= What you need to do =
The copy you give must match the records exactly, except that it holds no images.

[Start of section]

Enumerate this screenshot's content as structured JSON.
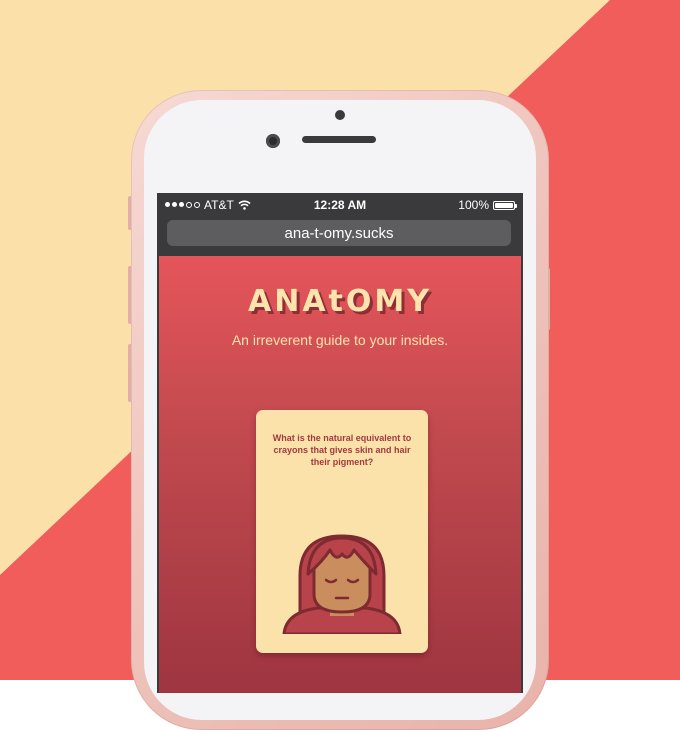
{
  "colors": {
    "background_cream": "#fbe1a9",
    "background_red": "#f15d5a",
    "brand_red": "#e5555a",
    "card_cream": "#fbe2aa"
  },
  "status_bar": {
    "carrier": "AT&T",
    "time": "12:28 AM",
    "battery": "100%",
    "signal_icon": "signal-dots-icon",
    "wifi_icon": "wifi-icon",
    "battery_icon": "battery-icon"
  },
  "browser": {
    "url": "ana-t-omy.sucks"
  },
  "page": {
    "logo": "ANAtOMY",
    "tagline": "An irreverent guide to your insides."
  },
  "card": {
    "question": "What is the natural equivalent to crayons that gives skin and hair their pigment?",
    "illustration_icon": "face-illustration-icon"
  }
}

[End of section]

= Task answer =
Enumerate this screenshot's content as structured JSON.
{
  "colors": {
    "background_cream": "#fbe1a9",
    "background_red": "#f15d5a",
    "brand_red": "#e5555a",
    "card_cream": "#fbe2aa"
  },
  "status_bar": {
    "carrier": "AT&T",
    "time": "12:28 AM",
    "battery": "100%",
    "signal_icon": "signal-dots-icon",
    "wifi_icon": "wifi-icon",
    "battery_icon": "battery-icon"
  },
  "browser": {
    "url": "ana-t-omy.sucks"
  },
  "page": {
    "logo": "ANAtOMY",
    "tagline": "An irreverent guide to your insides."
  },
  "card": {
    "question": "What is the natural equivalent to crayons that gives skin and hair their pigment?",
    "illustration_icon": "face-illustration-icon"
  }
}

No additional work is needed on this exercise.